Because he is Calvary’s only pastor, he had to shut down the church, offering worshippers no virtual alternatives, until late April. He began resuming activity by recording messages and sending them to parishioners.

“I kept thinking we would all be together in a couple months,” he said. “I wasn’t thinking of long-term solutions.”

By May, Giordano enlisted the help of a friend who is also a priest, and began holding services again over Zoom. Then, on June 13, the church reopened at 20 percent capacity, reducing its number of worshippers per service from 250 to roughly 50.

Some of the new safety measures he put in place included a hand sanitizing station at the entrance of the sanctuary, with extra masks and gloves for those who didn’t bring their own. Instead of passing collection plates, guests can drop donations off as they leave. They still participate in the sign of peace, during which they would typically shake hands, hug and greet their neighbors, but now they simply wave.

And guests still take part in Communion, but Giordano distributes it from a machine he calls the “Pez dispenser.” Purchased from a church-supply store, it allows the clergy to dispense wafers into parishioners’ hands without contact.

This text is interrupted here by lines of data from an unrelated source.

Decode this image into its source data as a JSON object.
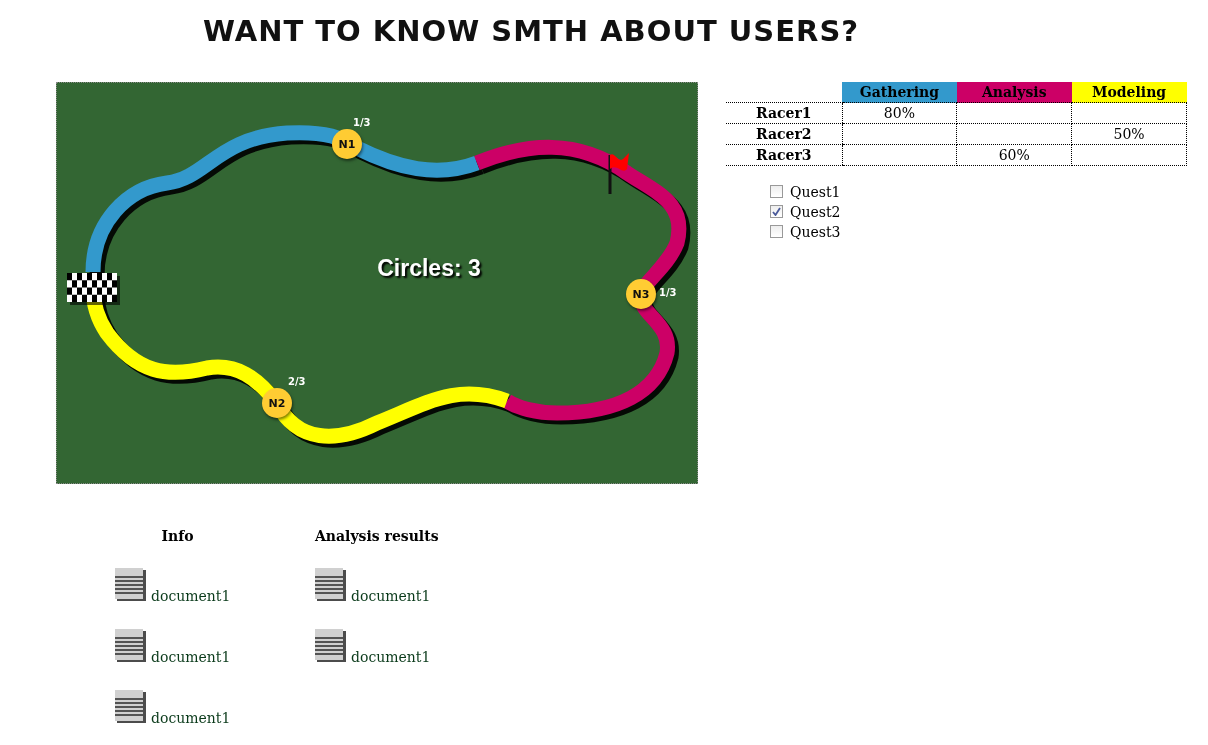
{
  "title": "WANT TO KNOW SMTH ABOUT USERS?",
  "race_map": {
    "circles_label": "Circles: 3",
    "nodes": [
      {
        "label": "N1",
        "progress": "1/3"
      },
      {
        "label": "N2",
        "progress": "2/3"
      },
      {
        "label": "N3",
        "progress": "1/3"
      }
    ]
  },
  "table": {
    "columns": [
      {
        "label": "Gathering",
        "color": "#3399cc"
      },
      {
        "label": "Analysis",
        "color": "#cc0066"
      },
      {
        "label": "Modeling",
        "color": "#ffff00"
      }
    ],
    "rows": [
      {
        "racer": "Racer1",
        "cells": [
          "80%",
          null,
          null
        ]
      },
      {
        "racer": "Racer2",
        "cells": [
          null,
          null,
          "50%"
        ]
      },
      {
        "racer": "Racer3",
        "cells": [
          null,
          "60%",
          null
        ]
      }
    ]
  },
  "quests": [
    {
      "label": "Quest1",
      "checked": false
    },
    {
      "label": "Quest2",
      "checked": true
    },
    {
      "label": "Quest3",
      "checked": false
    }
  ],
  "sections": [
    {
      "heading": "Info",
      "documents": [
        "document1",
        "document1",
        "document1"
      ]
    },
    {
      "heading": "Analysis results",
      "documents": [
        "document1",
        "document1"
      ]
    }
  ]
}
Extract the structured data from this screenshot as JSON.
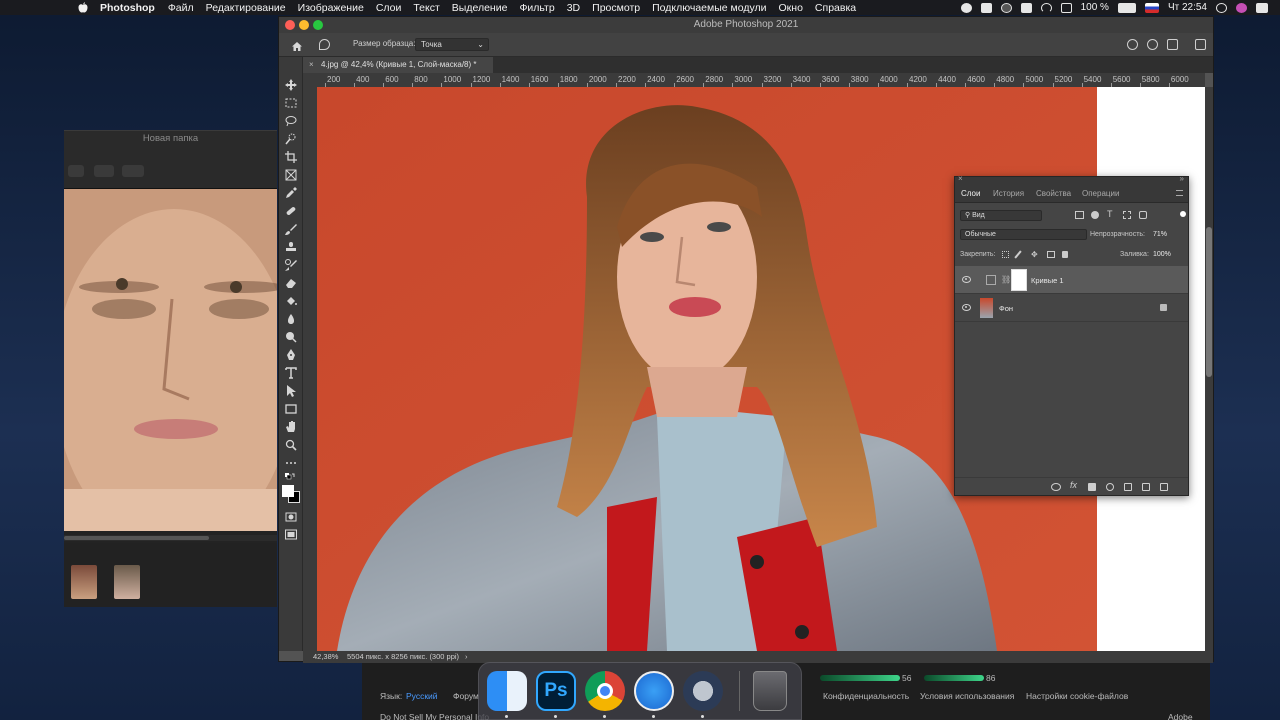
{
  "menubar": {
    "app_name": "Photoshop",
    "items": [
      "Файл",
      "Редактирование",
      "Изображение",
      "Слои",
      "Текст",
      "Выделение",
      "Фильтр",
      "3D",
      "Просмотр",
      "Подключаемые модули",
      "Окно",
      "Справка"
    ],
    "battery": "100 %",
    "clock": "Чт 22:54"
  },
  "finder": {
    "title": "Новая папка"
  },
  "photoshop": {
    "window_title": "Adobe Photoshop 2021",
    "options": {
      "sample_size_label": "Размер образца:",
      "sample_size_value": "Точка"
    },
    "doc_tab": "4.jpg @ 42,4% (Кривые 1, Слой-маска/8) *",
    "ruler_labels": [
      "200",
      "400",
      "600",
      "800",
      "1000",
      "1200",
      "1400",
      "1600",
      "1800",
      "2000",
      "2200",
      "2400",
      "2600",
      "2800",
      "3000",
      "3200",
      "3400",
      "3600",
      "3800",
      "4000",
      "4200",
      "4400",
      "4600",
      "4800",
      "5000",
      "5200",
      "5400",
      "5600",
      "5800",
      "6000"
    ],
    "status": {
      "zoom": "42,38%",
      "info": "5504 пикс. x 8256 пикс. (300 ppi)"
    }
  },
  "layers_panel": {
    "tabs": [
      "Слои",
      "История",
      "Свойства",
      "Операции"
    ],
    "active_tab": "Слои",
    "filter": "Вид",
    "blend_mode": "Обычные",
    "opacity_label": "Непрозрачность:",
    "opacity_value": "71%",
    "lock_label": "Закрепить:",
    "fill_label": "Заливка:",
    "fill_value": "100%",
    "layers": [
      {
        "name": "Кривые 1",
        "selected": true
      },
      {
        "name": "Фон",
        "selected": false,
        "locked": true
      }
    ]
  },
  "web_footer": {
    "lang_label": "Язык:",
    "lang_value": "Русский",
    "forum": "Форум",
    "privacy": "Конфиденциальность",
    "terms": "Условия использования",
    "cookies": "Настройки cookie-файлов",
    "do_not_sell": "Do Not Sell My Personal Info",
    "slider1_value": "56",
    "slider2_value": "86",
    "brand": "Adobe"
  },
  "dock": {
    "apps": [
      "finder-icon",
      "photoshop-icon",
      "chrome-icon",
      "safari-icon",
      "quicktime-icon",
      "trash-icon"
    ],
    "ps_label": "Ps"
  }
}
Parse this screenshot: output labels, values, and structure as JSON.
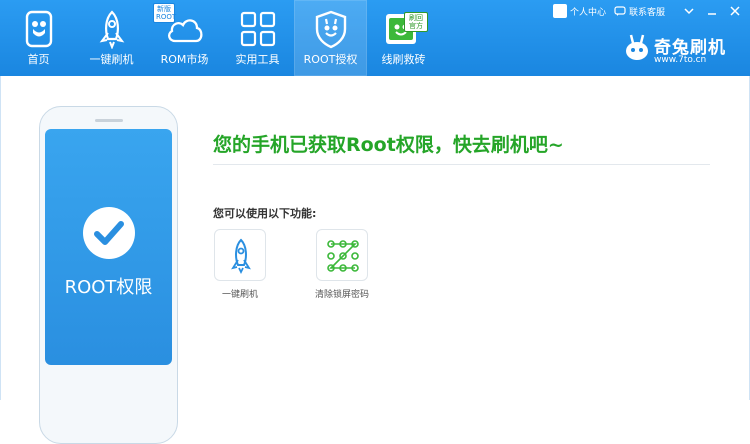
{
  "nav": {
    "items": [
      {
        "label": "首页",
        "icon": "phone-home-icon"
      },
      {
        "label": "一键刷机",
        "icon": "rocket-icon"
      },
      {
        "label": "ROM市场",
        "icon": "cloud-icon",
        "badge": "新版\nROOT"
      },
      {
        "label": "实用工具",
        "icon": "grid-tools-icon"
      },
      {
        "label": "ROOT授权",
        "icon": "shield-rabbit-icon",
        "active": true
      },
      {
        "label": "线刷救砖",
        "icon": "flash-tool-icon",
        "badge": "刷回\n官方"
      }
    ]
  },
  "titlebar": {
    "personal_center": "个人中心",
    "contact_support": "联系客服"
  },
  "brand": {
    "name": "奇兔刷机",
    "url": "www.7to.cn"
  },
  "main": {
    "phone_label": "ROOT权限",
    "headline": "您的手机已获取Root权限，快去刷机吧~",
    "features_title": "您可以使用以下功能:",
    "features": [
      {
        "label": "一键刷机",
        "icon": "rocket-icon"
      },
      {
        "label": "清除锁屏密码",
        "icon": "pattern-lock-icon"
      }
    ]
  },
  "colors": {
    "topbar": "#1a86e0",
    "accent_green": "#25a528",
    "phone_screen": "#2a8fe0"
  }
}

“The church is a very warm, friendly place, and the lack of physical contact is disappointing, but it’s what we have to do to protect everyone,” Giordano said. “The love we have for each other and our community has not disappeared.”